So those three quotes had me viewing the problem as a Sociological Anthropological Economic problem and wondering how Personal Data could be employed to change some of our evolved behaviors.

I'm thinking about how we might employ technology to reduce our demands on the planet, not to re-cycle and re-use, but to help create a culture where reduce becomes the operative word. One where acquiring bigger, newer, faster is not the objective, however, this conflicts with the very aspirations that set humankind on the race of technological innovation and advancement in the first place. The drive that caused civilizations to occur, that caused populations to grow and that caused us to be in a place where we can harness the planet's resources to provide us with sustenance, security and comfort.

Can we use technology, the web and personal data to help us reduce our consumption of energy, water and fossil resources without necessarily reducing our sustenance, security and comfort and without restricting developing nations to enjoy the same prosperity?
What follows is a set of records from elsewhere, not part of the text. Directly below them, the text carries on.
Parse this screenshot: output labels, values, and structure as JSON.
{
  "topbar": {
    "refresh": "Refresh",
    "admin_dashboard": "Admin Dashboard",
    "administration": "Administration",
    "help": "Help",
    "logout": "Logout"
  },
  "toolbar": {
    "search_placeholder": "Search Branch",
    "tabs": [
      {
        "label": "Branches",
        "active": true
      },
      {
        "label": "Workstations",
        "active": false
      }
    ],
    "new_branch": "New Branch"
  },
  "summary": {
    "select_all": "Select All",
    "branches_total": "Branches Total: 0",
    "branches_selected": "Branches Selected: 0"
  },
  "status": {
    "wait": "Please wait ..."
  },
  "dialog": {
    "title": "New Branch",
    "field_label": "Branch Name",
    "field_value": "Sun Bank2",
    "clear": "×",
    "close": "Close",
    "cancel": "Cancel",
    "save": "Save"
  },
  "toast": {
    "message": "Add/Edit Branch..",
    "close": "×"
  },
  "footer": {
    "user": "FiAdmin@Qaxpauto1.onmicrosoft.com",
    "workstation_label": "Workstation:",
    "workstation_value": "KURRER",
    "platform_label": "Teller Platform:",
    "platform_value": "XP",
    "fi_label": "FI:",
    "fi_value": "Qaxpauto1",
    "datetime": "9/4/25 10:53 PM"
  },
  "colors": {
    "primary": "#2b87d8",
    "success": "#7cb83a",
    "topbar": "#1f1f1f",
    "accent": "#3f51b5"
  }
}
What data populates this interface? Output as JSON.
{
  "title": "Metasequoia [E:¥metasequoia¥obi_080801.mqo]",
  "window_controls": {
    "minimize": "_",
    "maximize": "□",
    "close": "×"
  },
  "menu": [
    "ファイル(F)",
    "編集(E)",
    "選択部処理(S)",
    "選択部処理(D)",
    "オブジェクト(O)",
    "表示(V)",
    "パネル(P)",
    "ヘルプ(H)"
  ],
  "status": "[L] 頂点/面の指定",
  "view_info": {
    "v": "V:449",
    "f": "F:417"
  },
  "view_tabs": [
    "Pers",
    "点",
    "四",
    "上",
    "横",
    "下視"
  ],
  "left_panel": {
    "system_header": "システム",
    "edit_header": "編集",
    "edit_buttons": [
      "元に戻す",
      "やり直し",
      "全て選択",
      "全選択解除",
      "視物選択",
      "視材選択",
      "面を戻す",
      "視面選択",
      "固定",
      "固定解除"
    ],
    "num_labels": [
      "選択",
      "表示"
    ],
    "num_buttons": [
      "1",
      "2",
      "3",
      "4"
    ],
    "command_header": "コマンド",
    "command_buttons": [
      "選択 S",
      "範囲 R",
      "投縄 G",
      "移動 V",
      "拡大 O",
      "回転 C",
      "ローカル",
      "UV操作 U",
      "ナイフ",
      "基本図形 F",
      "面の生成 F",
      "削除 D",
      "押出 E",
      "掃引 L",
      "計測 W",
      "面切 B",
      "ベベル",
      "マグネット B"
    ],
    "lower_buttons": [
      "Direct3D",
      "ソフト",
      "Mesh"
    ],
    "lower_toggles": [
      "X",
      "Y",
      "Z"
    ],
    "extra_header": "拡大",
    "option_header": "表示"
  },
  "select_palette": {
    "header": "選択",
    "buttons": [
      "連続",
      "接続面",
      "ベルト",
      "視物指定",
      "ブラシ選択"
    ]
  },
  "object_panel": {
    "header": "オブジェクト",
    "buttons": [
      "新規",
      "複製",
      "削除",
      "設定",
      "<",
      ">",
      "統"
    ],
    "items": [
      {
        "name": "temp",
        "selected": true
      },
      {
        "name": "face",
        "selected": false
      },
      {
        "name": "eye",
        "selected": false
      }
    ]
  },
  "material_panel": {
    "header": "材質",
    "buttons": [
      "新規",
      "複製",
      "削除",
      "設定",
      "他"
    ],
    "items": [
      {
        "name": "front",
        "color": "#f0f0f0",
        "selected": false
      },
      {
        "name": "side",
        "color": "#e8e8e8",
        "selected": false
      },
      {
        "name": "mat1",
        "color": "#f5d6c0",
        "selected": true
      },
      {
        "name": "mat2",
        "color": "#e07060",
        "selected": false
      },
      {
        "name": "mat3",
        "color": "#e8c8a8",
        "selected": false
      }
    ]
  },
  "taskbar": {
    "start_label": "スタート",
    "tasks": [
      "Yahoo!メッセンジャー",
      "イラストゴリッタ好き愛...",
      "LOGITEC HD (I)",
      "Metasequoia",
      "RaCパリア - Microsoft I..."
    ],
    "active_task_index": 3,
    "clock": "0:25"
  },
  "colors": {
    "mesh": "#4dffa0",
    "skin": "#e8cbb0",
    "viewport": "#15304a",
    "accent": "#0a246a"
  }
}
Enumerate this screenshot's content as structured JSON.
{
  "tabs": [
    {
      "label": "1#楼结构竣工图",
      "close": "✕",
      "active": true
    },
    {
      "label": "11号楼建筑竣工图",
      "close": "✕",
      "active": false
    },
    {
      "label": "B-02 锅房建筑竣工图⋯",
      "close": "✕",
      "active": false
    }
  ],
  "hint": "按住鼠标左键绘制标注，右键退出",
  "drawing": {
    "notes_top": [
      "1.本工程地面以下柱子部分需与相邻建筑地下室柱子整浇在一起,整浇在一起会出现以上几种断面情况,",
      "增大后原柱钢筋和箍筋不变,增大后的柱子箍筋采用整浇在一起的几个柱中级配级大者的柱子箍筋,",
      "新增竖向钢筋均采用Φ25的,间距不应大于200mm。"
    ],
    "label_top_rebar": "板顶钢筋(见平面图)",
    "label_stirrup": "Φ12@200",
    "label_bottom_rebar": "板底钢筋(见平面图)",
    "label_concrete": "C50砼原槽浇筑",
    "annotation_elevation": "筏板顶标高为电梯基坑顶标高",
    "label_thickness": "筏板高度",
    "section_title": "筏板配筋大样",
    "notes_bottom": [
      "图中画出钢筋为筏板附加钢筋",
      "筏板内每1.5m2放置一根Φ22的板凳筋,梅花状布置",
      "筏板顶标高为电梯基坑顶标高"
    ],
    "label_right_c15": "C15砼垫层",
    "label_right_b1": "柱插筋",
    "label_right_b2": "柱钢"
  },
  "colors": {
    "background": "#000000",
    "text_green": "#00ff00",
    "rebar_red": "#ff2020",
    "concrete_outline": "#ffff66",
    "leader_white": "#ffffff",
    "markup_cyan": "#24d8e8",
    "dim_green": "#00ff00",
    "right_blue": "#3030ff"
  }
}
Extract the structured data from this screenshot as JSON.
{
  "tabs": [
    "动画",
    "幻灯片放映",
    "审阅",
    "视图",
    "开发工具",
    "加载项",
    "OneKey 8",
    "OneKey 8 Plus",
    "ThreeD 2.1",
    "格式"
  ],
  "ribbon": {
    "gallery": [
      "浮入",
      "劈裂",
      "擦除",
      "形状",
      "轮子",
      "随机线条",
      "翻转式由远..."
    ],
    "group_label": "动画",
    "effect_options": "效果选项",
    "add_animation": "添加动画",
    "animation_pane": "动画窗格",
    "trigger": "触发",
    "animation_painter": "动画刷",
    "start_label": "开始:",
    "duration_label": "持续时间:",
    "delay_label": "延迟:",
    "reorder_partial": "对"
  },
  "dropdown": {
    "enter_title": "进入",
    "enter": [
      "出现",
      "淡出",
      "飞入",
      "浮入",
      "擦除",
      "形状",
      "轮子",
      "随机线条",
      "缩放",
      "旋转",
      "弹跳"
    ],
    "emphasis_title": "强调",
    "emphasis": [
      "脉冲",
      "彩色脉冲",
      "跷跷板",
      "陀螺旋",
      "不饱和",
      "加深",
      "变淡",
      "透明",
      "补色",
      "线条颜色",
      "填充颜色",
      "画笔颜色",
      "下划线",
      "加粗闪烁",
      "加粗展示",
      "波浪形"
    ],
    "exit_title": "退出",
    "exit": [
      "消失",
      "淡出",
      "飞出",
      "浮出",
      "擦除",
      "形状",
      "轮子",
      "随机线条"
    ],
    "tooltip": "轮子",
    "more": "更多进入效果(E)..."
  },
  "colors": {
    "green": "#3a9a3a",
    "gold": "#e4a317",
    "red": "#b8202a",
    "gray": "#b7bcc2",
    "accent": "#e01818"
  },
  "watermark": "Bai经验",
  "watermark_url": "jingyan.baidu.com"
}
After all, this is mostly a blog about personal data. So what would I do?

I'd like to help people understand the consequences of their actions - Dopplr tracks your travel and in doing so enables you to calculate your Carbon profile and then publish it and share it with your friends. American Express has a reasonable understanding of where I spend my money and Amazon and Safeway have a pretty good idea of what I have bought through online transactions and loyalty card records. If a rough calculation of my impact on the planet could be made, I would be able to see the consequences of my collective actions. The Semantic Web, Personal Datastores and Data Portability will allow these profiles to be shared, perhaps in real time via SmartPhone applications and using cool visualizations like those presented by Dr Hans Rosling at TED - we might be able to change our behaviors for the better.

If at point-of-purchase I understood that the new plastic cased disposable gadget came with it's personal tiny trail of pollution and human misery, I might think twice about buying it. The information is out there, it just needs joining up and presenting in a compelling way. As I think about new applications, I will add Humanities Greatest Challenges into the design objectives.